There are plenty of houseplants that can provide you with color and texture right now. Some easy specimens include geraniums (Pelargonium sp.), crown of the thorns (Euphorbia milii), begonias, streptocarpus, cyclamen, African violets, and countless types of cacti and succulents.
If you dug up any clumps of Impatiens or Coleus last fall, you know how good they look in warm, sunny spot in the home. Lastly, treat yourself to a nice orchid — the genus Phalaenopsis is one that can bloom for months, with minimal care.
Join a Garden Club or Horticultural Institution
Garden clubs are a great way to connect with plant lovers in your immediate area. Gardening institutions also abound in the Philadelphia area — we’re not known as The Mecca of American Horticulture for nothing — and there are many choices for membership and volunteer opportunities, if you want to get involved.
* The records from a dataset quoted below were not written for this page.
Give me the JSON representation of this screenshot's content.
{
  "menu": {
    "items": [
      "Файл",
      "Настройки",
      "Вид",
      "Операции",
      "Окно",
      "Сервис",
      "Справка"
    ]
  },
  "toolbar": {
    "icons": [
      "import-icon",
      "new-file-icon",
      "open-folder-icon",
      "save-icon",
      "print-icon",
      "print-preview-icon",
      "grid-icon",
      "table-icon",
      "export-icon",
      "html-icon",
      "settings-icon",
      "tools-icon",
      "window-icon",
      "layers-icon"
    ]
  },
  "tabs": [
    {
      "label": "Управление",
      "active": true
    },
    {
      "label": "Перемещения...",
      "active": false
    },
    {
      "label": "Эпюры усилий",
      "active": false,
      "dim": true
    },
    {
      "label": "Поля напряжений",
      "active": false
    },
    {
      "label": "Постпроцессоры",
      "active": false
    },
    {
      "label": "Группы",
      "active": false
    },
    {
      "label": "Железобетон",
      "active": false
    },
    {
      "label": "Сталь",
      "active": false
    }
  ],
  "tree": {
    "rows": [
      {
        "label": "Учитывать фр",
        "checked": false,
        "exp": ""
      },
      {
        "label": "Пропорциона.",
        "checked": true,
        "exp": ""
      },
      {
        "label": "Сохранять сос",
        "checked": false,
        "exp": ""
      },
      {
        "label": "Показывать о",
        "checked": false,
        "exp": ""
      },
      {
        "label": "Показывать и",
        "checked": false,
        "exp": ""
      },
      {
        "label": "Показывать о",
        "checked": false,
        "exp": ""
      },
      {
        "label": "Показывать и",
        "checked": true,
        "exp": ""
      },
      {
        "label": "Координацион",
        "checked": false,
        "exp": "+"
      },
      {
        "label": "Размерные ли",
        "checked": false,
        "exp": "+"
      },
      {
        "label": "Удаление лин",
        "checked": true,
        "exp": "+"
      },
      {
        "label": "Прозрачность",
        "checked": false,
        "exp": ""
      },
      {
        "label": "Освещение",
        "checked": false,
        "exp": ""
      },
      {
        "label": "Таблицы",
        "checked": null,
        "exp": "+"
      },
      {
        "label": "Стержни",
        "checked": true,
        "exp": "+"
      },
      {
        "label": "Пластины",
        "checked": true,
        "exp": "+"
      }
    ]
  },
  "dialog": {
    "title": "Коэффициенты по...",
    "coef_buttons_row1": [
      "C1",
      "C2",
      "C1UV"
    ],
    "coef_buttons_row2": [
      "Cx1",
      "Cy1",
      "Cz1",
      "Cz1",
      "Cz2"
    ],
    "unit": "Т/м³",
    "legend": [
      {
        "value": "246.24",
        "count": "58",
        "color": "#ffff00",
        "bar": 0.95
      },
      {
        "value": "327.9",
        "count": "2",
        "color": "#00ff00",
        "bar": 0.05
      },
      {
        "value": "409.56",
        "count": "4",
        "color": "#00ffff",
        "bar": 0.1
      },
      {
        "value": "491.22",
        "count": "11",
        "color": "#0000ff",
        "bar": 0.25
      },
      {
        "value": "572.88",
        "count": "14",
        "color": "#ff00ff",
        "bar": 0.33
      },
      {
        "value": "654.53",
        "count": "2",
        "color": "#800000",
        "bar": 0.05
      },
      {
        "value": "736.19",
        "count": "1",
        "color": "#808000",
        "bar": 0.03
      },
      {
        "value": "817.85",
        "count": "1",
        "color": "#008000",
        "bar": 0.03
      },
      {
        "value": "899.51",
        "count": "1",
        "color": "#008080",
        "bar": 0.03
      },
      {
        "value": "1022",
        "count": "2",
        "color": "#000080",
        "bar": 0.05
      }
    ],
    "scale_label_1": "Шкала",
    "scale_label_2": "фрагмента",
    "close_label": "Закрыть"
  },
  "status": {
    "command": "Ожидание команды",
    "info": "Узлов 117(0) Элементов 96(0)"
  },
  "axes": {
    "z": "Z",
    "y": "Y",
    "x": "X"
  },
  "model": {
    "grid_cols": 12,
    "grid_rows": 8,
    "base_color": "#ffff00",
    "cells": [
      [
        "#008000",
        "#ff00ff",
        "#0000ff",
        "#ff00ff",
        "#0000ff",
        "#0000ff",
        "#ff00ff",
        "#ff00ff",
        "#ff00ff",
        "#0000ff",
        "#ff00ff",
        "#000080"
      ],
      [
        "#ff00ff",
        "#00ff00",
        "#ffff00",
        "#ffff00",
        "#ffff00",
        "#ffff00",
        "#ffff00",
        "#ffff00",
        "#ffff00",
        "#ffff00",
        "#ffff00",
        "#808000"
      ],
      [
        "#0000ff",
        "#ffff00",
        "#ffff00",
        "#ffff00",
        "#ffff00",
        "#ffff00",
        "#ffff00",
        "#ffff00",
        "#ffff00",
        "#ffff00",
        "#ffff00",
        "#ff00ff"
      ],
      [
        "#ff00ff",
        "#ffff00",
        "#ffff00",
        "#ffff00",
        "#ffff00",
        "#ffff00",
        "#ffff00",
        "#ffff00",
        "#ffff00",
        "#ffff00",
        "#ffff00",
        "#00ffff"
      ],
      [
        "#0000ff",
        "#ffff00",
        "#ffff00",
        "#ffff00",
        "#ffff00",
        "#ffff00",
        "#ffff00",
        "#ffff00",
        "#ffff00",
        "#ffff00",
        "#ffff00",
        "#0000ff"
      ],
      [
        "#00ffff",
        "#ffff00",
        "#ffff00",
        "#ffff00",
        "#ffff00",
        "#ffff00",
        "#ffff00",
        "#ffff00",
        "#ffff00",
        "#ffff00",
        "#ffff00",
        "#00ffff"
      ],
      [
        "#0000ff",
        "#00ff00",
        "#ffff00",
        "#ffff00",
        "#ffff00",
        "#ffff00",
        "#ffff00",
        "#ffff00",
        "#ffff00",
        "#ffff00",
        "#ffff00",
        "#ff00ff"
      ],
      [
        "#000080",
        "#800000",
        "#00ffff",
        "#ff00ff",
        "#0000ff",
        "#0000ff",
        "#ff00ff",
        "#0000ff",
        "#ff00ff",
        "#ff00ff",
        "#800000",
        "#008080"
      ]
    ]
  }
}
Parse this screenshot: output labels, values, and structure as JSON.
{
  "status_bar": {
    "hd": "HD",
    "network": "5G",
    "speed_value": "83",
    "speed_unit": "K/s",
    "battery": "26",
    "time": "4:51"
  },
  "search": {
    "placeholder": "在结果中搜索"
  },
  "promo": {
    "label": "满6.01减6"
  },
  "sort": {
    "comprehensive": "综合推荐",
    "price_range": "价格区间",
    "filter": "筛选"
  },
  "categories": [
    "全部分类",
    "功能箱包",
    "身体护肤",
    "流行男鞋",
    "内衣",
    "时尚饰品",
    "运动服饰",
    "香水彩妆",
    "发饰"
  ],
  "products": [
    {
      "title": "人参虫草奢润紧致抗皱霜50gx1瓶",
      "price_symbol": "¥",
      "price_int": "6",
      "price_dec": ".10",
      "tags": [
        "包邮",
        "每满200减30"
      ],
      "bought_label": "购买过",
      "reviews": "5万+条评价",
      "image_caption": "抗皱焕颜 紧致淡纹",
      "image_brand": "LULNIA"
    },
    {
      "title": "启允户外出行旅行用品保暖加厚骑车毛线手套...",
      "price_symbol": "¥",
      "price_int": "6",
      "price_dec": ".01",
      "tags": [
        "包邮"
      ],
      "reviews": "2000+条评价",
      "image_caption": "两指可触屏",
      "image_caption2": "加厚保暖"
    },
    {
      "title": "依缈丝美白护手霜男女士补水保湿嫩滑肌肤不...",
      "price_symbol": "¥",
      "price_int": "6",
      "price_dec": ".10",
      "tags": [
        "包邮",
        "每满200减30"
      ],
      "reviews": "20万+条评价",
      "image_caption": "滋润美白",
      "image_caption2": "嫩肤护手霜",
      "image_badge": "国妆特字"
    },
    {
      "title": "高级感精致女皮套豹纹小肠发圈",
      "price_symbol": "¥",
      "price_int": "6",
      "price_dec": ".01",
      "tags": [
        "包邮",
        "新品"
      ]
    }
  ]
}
Become a Garden Artist
Drawing and painting is a fine way to express your love of horticulture. There are often classes offered through local arts centers, or just work at home at your own pace. Whether a landscape or a detailed botanical close-up, creating garden art works wonders for the soul.
Clean Your Tools
Maybe not the most exciting job, but a necessary one. Keep your shovels, forks, clippers, and trowels in shape by making sure they’re clean and any moving parts are well-oiled. Another trick is to buy bright-orange spray paint and paint the handles. That way, when you’re working outside and lay a tool on the ground, you’ll be able to find it in a jiffy.
Think a Year Out
One of the hardest tasks for the gardener is thinking into the future. Sure, we all want instant gratification, but it’s also important to think about plants that will look terrific next fall and winter, delivering that vaunted “cold-season interest” to the garden. There are many trees and shrubs that look impressive during the cold months—and the proper time to plant them will be this Spring. Trust us, it’s always worth the effort.
Go for a Walk
This is probably the best thing any gardener can do — put on your coat and hat and go for a walk. While your instincts may tell you to stay indoors where it’s warm and cozy, there is plenty of fascinating plant action right now, even on your neighbors’ front lawn. Certain azaleas may sport vivid leaf colors and textures, while shrubs like Witch Hazel, Winter Hazel, and Edgeworthia will soon be at their ornament peak. Red-twig, yellow-twig, and flame-twig dogwoods all look spectacular right now.
Also look for interesting, “exfoliating” types of tree barks (like Paperbark Maple, Acer griseum), ornamental grasses, various mosses and lichens, and the purple stalks of the native wild raspberry (Rubus occidentalis).
As most experienced gardeners will tell you, there is always something beautiful to see outdoors — even in Winter.